PROBLEM STATEMENT: Your copy should hold every record verbatim and none of the pictures.
##########
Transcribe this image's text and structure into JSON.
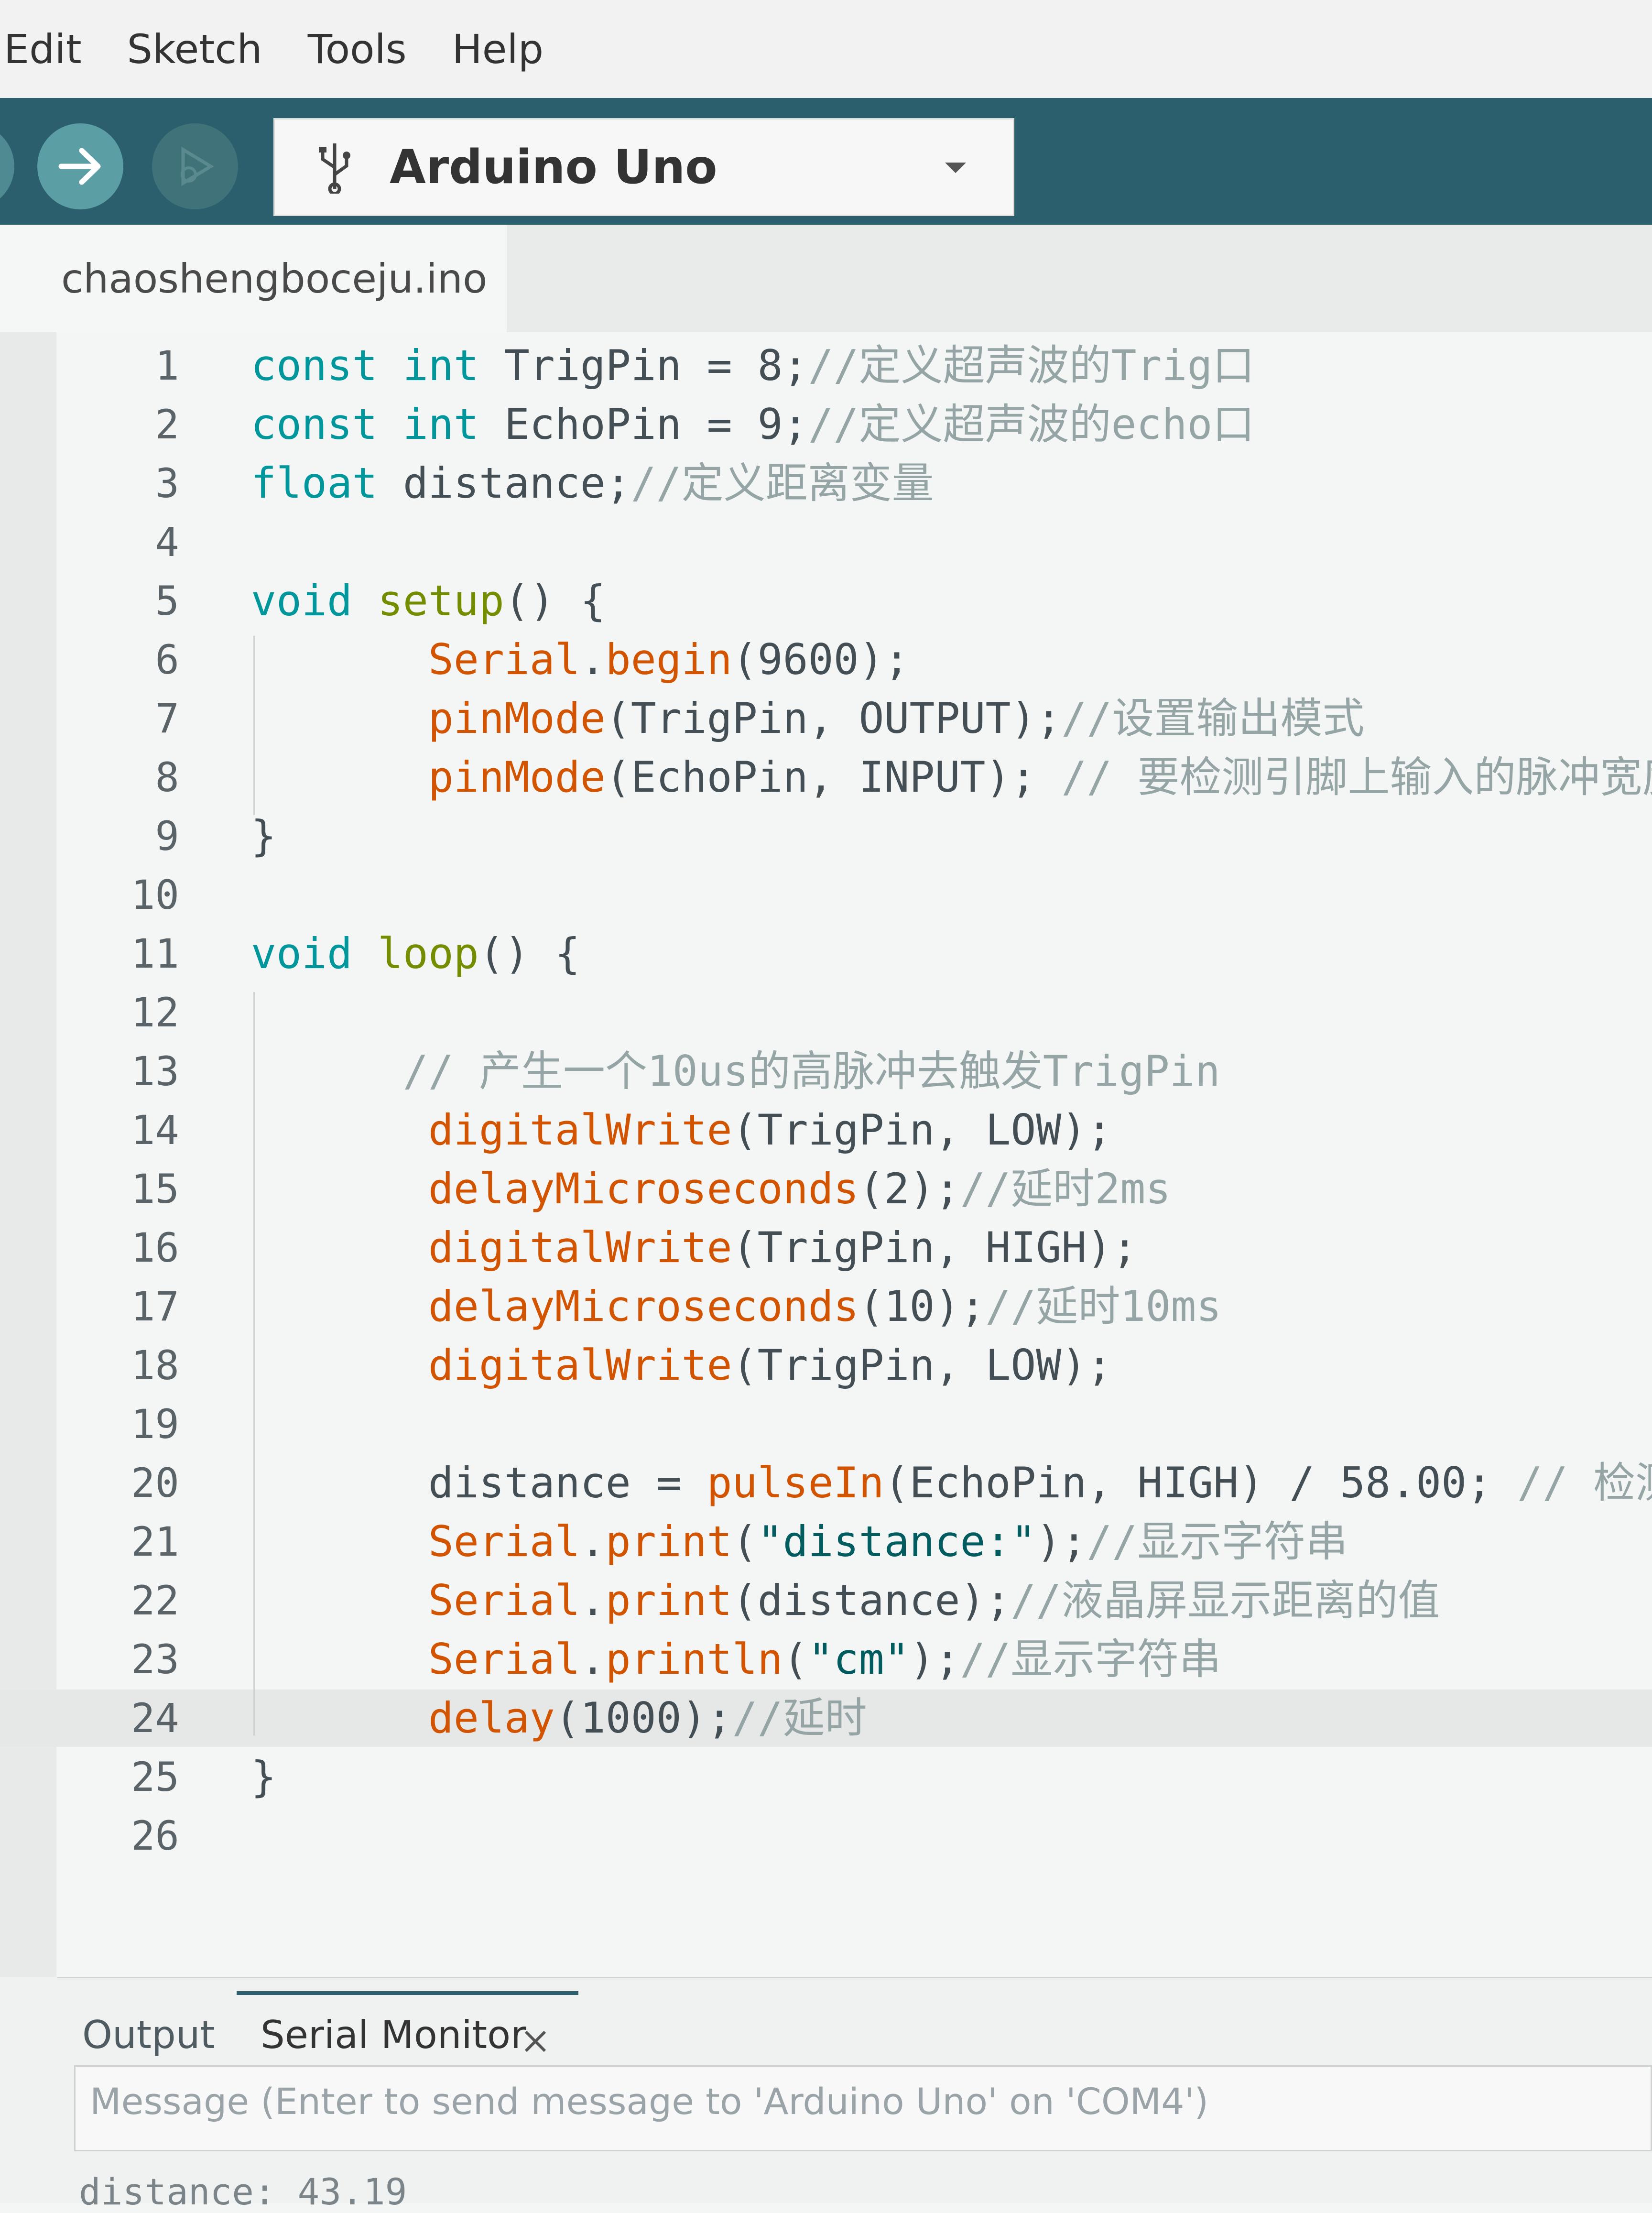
{
  "menu": [
    "Edit",
    "Sketch",
    "Tools",
    "Help"
  ],
  "toolbar": {
    "board": "Arduino Uno"
  },
  "file_tab": "chaoshengboceju.ino",
  "code": [
    {
      "n": "1",
      "segs": [
        [
          "kw",
          "const"
        ],
        [
          "p",
          " "
        ],
        [
          "kw",
          "int"
        ],
        [
          "p",
          " TrigPin = 8;"
        ],
        [
          "cmt",
          "//定义超声波的Trig口"
        ]
      ]
    },
    {
      "n": "2",
      "segs": [
        [
          "kw",
          "const"
        ],
        [
          "p",
          " "
        ],
        [
          "kw",
          "int"
        ],
        [
          "p",
          " EchoPin = 9;"
        ],
        [
          "cmt",
          "//定义超声波的echo口"
        ]
      ]
    },
    {
      "n": "3",
      "segs": [
        [
          "kw",
          "float"
        ],
        [
          "p",
          " distance;"
        ],
        [
          "cmt",
          "//定义距离变量"
        ]
      ]
    },
    {
      "n": "4",
      "segs": []
    },
    {
      "n": "5",
      "segs": [
        [
          "kw",
          "void"
        ],
        [
          "p",
          " "
        ],
        [
          "kw2",
          "setup"
        ],
        [
          "p",
          "() {"
        ]
      ]
    },
    {
      "n": "6",
      "segs": [
        [
          "p",
          "       "
        ],
        [
          "fn",
          "Serial"
        ],
        [
          "p",
          "."
        ],
        [
          "fn",
          "begin"
        ],
        [
          "p",
          "(9600);"
        ]
      ]
    },
    {
      "n": "7",
      "segs": [
        [
          "p",
          "       "
        ],
        [
          "fn",
          "pinMode"
        ],
        [
          "p",
          "(TrigPin, OUTPUT);"
        ],
        [
          "cmt",
          "//设置输出模式"
        ]
      ]
    },
    {
      "n": "8",
      "segs": [
        [
          "p",
          "       "
        ],
        [
          "fn",
          "pinMode"
        ],
        [
          "p",
          "(EchoPin, INPUT); "
        ],
        [
          "cmt",
          "// 要检测引脚上输入的脉冲宽度"
        ]
      ]
    },
    {
      "n": "9",
      "segs": [
        [
          "p",
          "}"
        ]
      ]
    },
    {
      "n": "10",
      "segs": []
    },
    {
      "n": "11",
      "segs": [
        [
          "kw",
          "void"
        ],
        [
          "p",
          " "
        ],
        [
          "kw2",
          "loop"
        ],
        [
          "p",
          "() {"
        ]
      ]
    },
    {
      "n": "12",
      "segs": []
    },
    {
      "n": "13",
      "segs": [
        [
          "p",
          "      "
        ],
        [
          "cmt",
          "// 产生一个10us的高脉冲去触发TrigPin"
        ]
      ]
    },
    {
      "n": "14",
      "segs": [
        [
          "p",
          "       "
        ],
        [
          "fn",
          "digitalWrite"
        ],
        [
          "p",
          "(TrigPin, LOW);"
        ]
      ]
    },
    {
      "n": "15",
      "segs": [
        [
          "p",
          "       "
        ],
        [
          "fn",
          "delayMicroseconds"
        ],
        [
          "p",
          "(2);"
        ],
        [
          "cmt",
          "//延时2ms"
        ]
      ]
    },
    {
      "n": "16",
      "segs": [
        [
          "p",
          "       "
        ],
        [
          "fn",
          "digitalWrite"
        ],
        [
          "p",
          "(TrigPin, HIGH);"
        ]
      ]
    },
    {
      "n": "17",
      "segs": [
        [
          "p",
          "       "
        ],
        [
          "fn",
          "delayMicroseconds"
        ],
        [
          "p",
          "(10);"
        ],
        [
          "cmt",
          "//延时10ms"
        ]
      ]
    },
    {
      "n": "18",
      "segs": [
        [
          "p",
          "       "
        ],
        [
          "fn",
          "digitalWrite"
        ],
        [
          "p",
          "(TrigPin, LOW);"
        ]
      ]
    },
    {
      "n": "19",
      "segs": []
    },
    {
      "n": "20",
      "segs": [
        [
          "p",
          "       distance = "
        ],
        [
          "fn",
          "pulseIn"
        ],
        [
          "p",
          "(EchoPin, HIGH) / 58.00; "
        ],
        [
          "cmt",
          "// 检测脉"
        ]
      ]
    },
    {
      "n": "21",
      "segs": [
        [
          "p",
          "       "
        ],
        [
          "fn",
          "Serial"
        ],
        [
          "p",
          "."
        ],
        [
          "fn",
          "print"
        ],
        [
          "p",
          "("
        ],
        [
          "str",
          "\"distance:\""
        ],
        [
          "p",
          ");"
        ],
        [
          "cmt",
          "//显示字符串"
        ]
      ]
    },
    {
      "n": "22",
      "segs": [
        [
          "p",
          "       "
        ],
        [
          "fn",
          "Serial"
        ],
        [
          "p",
          "."
        ],
        [
          "fn",
          "print"
        ],
        [
          "p",
          "(distance);"
        ],
        [
          "cmt",
          "//液晶屏显示距离的值"
        ]
      ]
    },
    {
      "n": "23",
      "segs": [
        [
          "p",
          "       "
        ],
        [
          "fn",
          "Serial"
        ],
        [
          "p",
          "."
        ],
        [
          "fn",
          "println"
        ],
        [
          "p",
          "("
        ],
        [
          "str",
          "\"cm\""
        ],
        [
          "p",
          ");"
        ],
        [
          "cmt",
          "//显示字符串"
        ]
      ]
    },
    {
      "n": "24",
      "segs": [
        [
          "p",
          "       "
        ],
        [
          "fn",
          "delay"
        ],
        [
          "p",
          "(1000);"
        ],
        [
          "cmt",
          "//延时"
        ]
      ]
    },
    {
      "n": "25",
      "segs": [
        [
          "p",
          "}"
        ]
      ]
    },
    {
      "n": "26",
      "segs": []
    }
  ],
  "bottom": {
    "tab_output": "Output",
    "tab_serial": "Serial Monitor",
    "message_placeholder": "Message (Enter to send message to 'Arduino Uno' on 'COM4')",
    "serial_line": "distance: 43.19"
  },
  "colors": {
    "toolbar": "#2c5f6e",
    "keyword": "#00979c",
    "function": "#d35400",
    "comment": "#95a5a6"
  }
}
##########
ANSWER TO THE PROBLEM:
Transcribe this image's text and structure into JSON.
{
  "menu": [
    "Edit",
    "Sketch",
    "Tools",
    "Help"
  ],
  "toolbar": {
    "board": "Arduino Uno"
  },
  "file_tab": "chaoshengboceju.ino",
  "code": [
    {
      "n": "1",
      "segs": [
        [
          "kw",
          "const"
        ],
        [
          "p",
          " "
        ],
        [
          "kw",
          "int"
        ],
        [
          "p",
          " TrigPin = 8;"
        ],
        [
          "cmt",
          "//定义超声波的Trig口"
        ]
      ]
    },
    {
      "n": "2",
      "segs": [
        [
          "kw",
          "const"
        ],
        [
          "p",
          " "
        ],
        [
          "kw",
          "int"
        ],
        [
          "p",
          " EchoPin = 9;"
        ],
        [
          "cmt",
          "//定义超声波的echo口"
        ]
      ]
    },
    {
      "n": "3",
      "segs": [
        [
          "kw",
          "float"
        ],
        [
          "p",
          " distance;"
        ],
        [
          "cmt",
          "//定义距离变量"
        ]
      ]
    },
    {
      "n": "4",
      "segs": []
    },
    {
      "n": "5",
      "segs": [
        [
          "kw",
          "void"
        ],
        [
          "p",
          " "
        ],
        [
          "kw2",
          "setup"
        ],
        [
          "p",
          "() {"
        ]
      ]
    },
    {
      "n": "6",
      "segs": [
        [
          "p",
          "       "
        ],
        [
          "fn",
          "Serial"
        ],
        [
          "p",
          "."
        ],
        [
          "fn",
          "begin"
        ],
        [
          "p",
          "(9600);"
        ]
      ]
    },
    {
      "n": "7",
      "segs": [
        [
          "p",
          "       "
        ],
        [
          "fn",
          "pinMode"
        ],
        [
          "p",
          "(TrigPin, OUTPUT);"
        ],
        [
          "cmt",
          "//设置输出模式"
        ]
      ]
    },
    {
      "n": "8",
      "segs": [
        [
          "p",
          "       "
        ],
        [
          "fn",
          "pinMode"
        ],
        [
          "p",
          "(EchoPin, INPUT); "
        ],
        [
          "cmt",
          "// 要检测引脚上输入的脉冲宽度"
        ]
      ]
    },
    {
      "n": "9",
      "segs": [
        [
          "p",
          "}"
        ]
      ]
    },
    {
      "n": "10",
      "segs": []
    },
    {
      "n": "11",
      "segs": [
        [
          "kw",
          "void"
        ],
        [
          "p",
          " "
        ],
        [
          "kw2",
          "loop"
        ],
        [
          "p",
          "() {"
        ]
      ]
    },
    {
      "n": "12",
      "segs": []
    },
    {
      "n": "13",
      "segs": [
        [
          "p",
          "      "
        ],
        [
          "cmt",
          "// 产生一个10us的高脉冲去触发TrigPin"
        ]
      ]
    },
    {
      "n": "14",
      "segs": [
        [
          "p",
          "       "
        ],
        [
          "fn",
          "digitalWrite"
        ],
        [
          "p",
          "(TrigPin, LOW);"
        ]
      ]
    },
    {
      "n": "15",
      "segs": [
        [
          "p",
          "       "
        ],
        [
          "fn",
          "delayMicroseconds"
        ],
        [
          "p",
          "(2);"
        ],
        [
          "cmt",
          "//延时2ms"
        ]
      ]
    },
    {
      "n": "16",
      "segs": [
        [
          "p",
          "       "
        ],
        [
          "fn",
          "digitalWrite"
        ],
        [
          "p",
          "(TrigPin, HIGH);"
        ]
      ]
    },
    {
      "n": "17",
      "segs": [
        [
          "p",
          "       "
        ],
        [
          "fn",
          "delayMicroseconds"
        ],
        [
          "p",
          "(10);"
        ],
        [
          "cmt",
          "//延时10ms"
        ]
      ]
    },
    {
      "n": "18",
      "segs": [
        [
          "p",
          "       "
        ],
        [
          "fn",
          "digitalWrite"
        ],
        [
          "p",
          "(TrigPin, LOW);"
        ]
      ]
    },
    {
      "n": "19",
      "segs": []
    },
    {
      "n": "20",
      "segs": [
        [
          "p",
          "       distance = "
        ],
        [
          "fn",
          "pulseIn"
        ],
        [
          "p",
          "(EchoPin, HIGH) / 58.00; "
        ],
        [
          "cmt",
          "// 检测脉"
        ]
      ]
    },
    {
      "n": "21",
      "segs": [
        [
          "p",
          "       "
        ],
        [
          "fn",
          "Serial"
        ],
        [
          "p",
          "."
        ],
        [
          "fn",
          "print"
        ],
        [
          "p",
          "("
        ],
        [
          "str",
          "\"distance:\""
        ],
        [
          "p",
          ");"
        ],
        [
          "cmt",
          "//显示字符串"
        ]
      ]
    },
    {
      "n": "22",
      "segs": [
        [
          "p",
          "       "
        ],
        [
          "fn",
          "Serial"
        ],
        [
          "p",
          "."
        ],
        [
          "fn",
          "print"
        ],
        [
          "p",
          "(distance);"
        ],
        [
          "cmt",
          "//液晶屏显示距离的值"
        ]
      ]
    },
    {
      "n": "23",
      "segs": [
        [
          "p",
          "       "
        ],
        [
          "fn",
          "Serial"
        ],
        [
          "p",
          "."
        ],
        [
          "fn",
          "println"
        ],
        [
          "p",
          "("
        ],
        [
          "str",
          "\"cm\""
        ],
        [
          "p",
          ");"
        ],
        [
          "cmt",
          "//显示字符串"
        ]
      ]
    },
    {
      "n": "24",
      "segs": [
        [
          "p",
          "       "
        ],
        [
          "fn",
          "delay"
        ],
        [
          "p",
          "(1000);"
        ],
        [
          "cmt",
          "//延时"
        ]
      ]
    },
    {
      "n": "25",
      "segs": [
        [
          "p",
          "}"
        ]
      ]
    },
    {
      "n": "26",
      "segs": []
    }
  ],
  "bottom": {
    "tab_output": "Output",
    "tab_serial": "Serial Monitor",
    "message_placeholder": "Message (Enter to send message to 'Arduino Uno' on 'COM4')",
    "serial_line": "distance: 43.19"
  },
  "colors": {
    "toolbar": "#2c5f6e",
    "keyword": "#00979c",
    "function": "#d35400",
    "comment": "#95a5a6"
  }
}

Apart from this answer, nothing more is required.